Many of us have experienced less than perfect fathers. I myself am a far less than perfect father to my own son! (One day he might preach a similar sermon about me.) But in God our Father, we find a perfect father, who is always present, always fully engaged emotionally, always responsive to our needs and giving us only good, never bad. There is healing in this relationship with God our Father.

And this healing can also help us with our own father-wounds to forgive our fathers. Many fathers have done the best that they can with their own limitations and woundedness. Many did not intentionally harm their children. As we experience greater completeness in our relationship with God our father, we can begin to release our human fathers from their own limitations.


Featured image from https://www.watchtheyard.com/list/childrens-books-for-african-american-boys/

Doing mission

Click here to listen to this 23-minute message.
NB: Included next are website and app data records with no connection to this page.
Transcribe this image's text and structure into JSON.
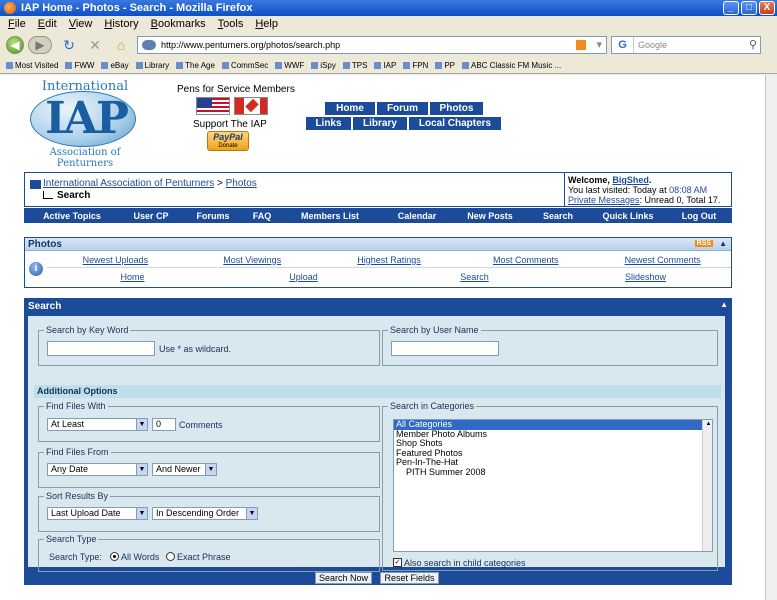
{
  "window": {
    "title": "IAP Home - Photos - Search - Mozilla Firefox",
    "min": "_",
    "max": "□",
    "close": "X"
  },
  "menu": [
    "File",
    "Edit",
    "View",
    "History",
    "Bookmarks",
    "Tools",
    "Help"
  ],
  "browser": {
    "url": "http://www.penturners.org/photos/search.php",
    "search_placeholder": "Google",
    "google_letter": "G"
  },
  "bookmarks": [
    "Most Visited",
    "FWW",
    "eBay",
    "Library",
    "The Age",
    "CommSec",
    "WWF",
    "iSpy",
    "TPS",
    "IAP",
    "FPN",
    "PP",
    "ABC Classic FM Music ..."
  ],
  "logo": {
    "top": "International",
    "main": "IAP",
    "bottom": "Association of Penturners"
  },
  "header": {
    "pens": "Pens for Service Members",
    "support": "Support The IAP",
    "paypal": "PayPal",
    "donate": "Donate"
  },
  "topnav": {
    "row1": [
      "Home",
      "Forum",
      "Photos"
    ],
    "row2": [
      "Links",
      "Library",
      "Local Chapters"
    ]
  },
  "breadcrumb": {
    "root": "International Association of Penturners",
    "sep": ">",
    "section": "Photos",
    "current": "Search"
  },
  "welcome": {
    "greeting": "Welcome,",
    "user": "BigShed",
    "period": ".",
    "visited": "You last visited: Today at",
    "time": "08:08 AM",
    "pm": "Private Messages",
    "pm_counts": ": Unread 0, Total 17."
  },
  "mainnav": [
    "Active Topics",
    "User CP",
    "Forums",
    "FAQ",
    "Members List",
    "Calendar",
    "New Posts",
    "Search",
    "Quick Links",
    "Log Out"
  ],
  "photos": {
    "title": "Photos",
    "rss": "RSS",
    "row1": [
      "Newest Uploads",
      "Most Viewings",
      "Highest Ratings",
      "Most Comments",
      "Newest Comments"
    ],
    "row2": [
      "Home",
      "Upload",
      "Search",
      "Slideshow"
    ]
  },
  "search": {
    "title": "Search",
    "keyword_legend": "Search by Key Word",
    "keyword_value": "",
    "wildcard": "Use * as wildcard.",
    "username_legend": "Search by User Name",
    "username_value": "",
    "additional": "Additional Options",
    "find_with_legend": "Find Files With",
    "find_with_select": "At Least",
    "find_with_count": "0",
    "comments": "Comments",
    "find_from_legend": "Find Files From",
    "date_select": "Any Date",
    "date_dir": "And Newer",
    "sort_legend": "Sort Results By",
    "sort_select": "Last Upload Date",
    "sort_order": "In Descending Order",
    "type_legend": "Search Type",
    "type_label": "Search Type:",
    "all_words": "All Words",
    "exact_phrase": "Exact Phrase",
    "categories_legend": "Search in Categories",
    "categories": [
      "All Categories",
      "Member Photo Albums",
      "Shop Shots",
      "Featured Photos",
      "Pen-In-The-Hat",
      "PITH Summer 2008"
    ],
    "child_cats": "Also search in child categories",
    "search_btn": "Search Now",
    "reset_btn": "Reset Fields"
  }
}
Our Gospel reading for today is Luke 10:1-11, 16-20. It is the story of Jesus sending out 72 of his followers (having previously sent out the 12 disciples at the start of Luke 9) to do missionary work. It’s an important narrative, because it provides insight into Jesus’ teaching and training of his followers in missionary work. In this recording, I do an almost verse-by-verse Bible study of the passage, to tease out what happens, what Jesus says and how Luke conveys Jesus’ teachings to us.

I start by disclosing that I am a useless evangelist. I was trained in and did cold-calling as a university student, while a member of Campus Crusade for Christ. But, being a naturally shy and introverted person, walking up to strangers to share the Gospel with them was the hardest thing in the world for me.

I wrap up with three main points (RAP):

  1. Our Responsibility. We are responsible to be faithful to God, to make God known in the world. But we are not responsible for how people respond to us. Our responsibility is to lay a foundation and prepare the way for Holy Spirit to continue Christ’s work in the life of other people.
  2. Our Attitude. We are invited to enter the lives of others with an attitude of peace – to be calm, quiet, respectful and deferential. And we are invited to accommodate them and their ways, not to impose ourselves on them. Paul writes at length about this in 1 Corinthians 9:19-23.
  3. Our Presence. We are assured (and reassured) that since Christ dwells in us – has taken up residence in us – wherever we are, Christ is. And wherever Christ is, the Kingdom of God is (since Christ is King of the Kingdom of God). Thus, merely being among people who do not know God brings the Kingdom of God near to them. This, ultimately, is what Jesus emphasises to his followers (Luke 10:8-11):

“When you enter a town and are welcomed, … tell them, ‘The kingdom of God has come near to you. But when you enter a town and are not welcomed, go into its streets and say … be sure of this: The kingdom of God has come near.”

Whether we realise or intend it or not, the truth is that we are always Christ’s ambassadors. We are always revealing Christ to the world. We are always preparing the way for Christ’s coming. We are always doing mission. But we could be doing mission in a way that better aligns with Jesus’ teaching on mission and that does indeed prepare the way for him.

2019.07.07_Mosaic of Jesus Christ in Florence Baptistry

Featured image is a 13th century mosaic of Jesus Christ from the ceiling of the Baptistry across from the Duomo (Santa Maria del Fiore) in Florence. https://www.flickr.com/photos/bbmaui/719415433/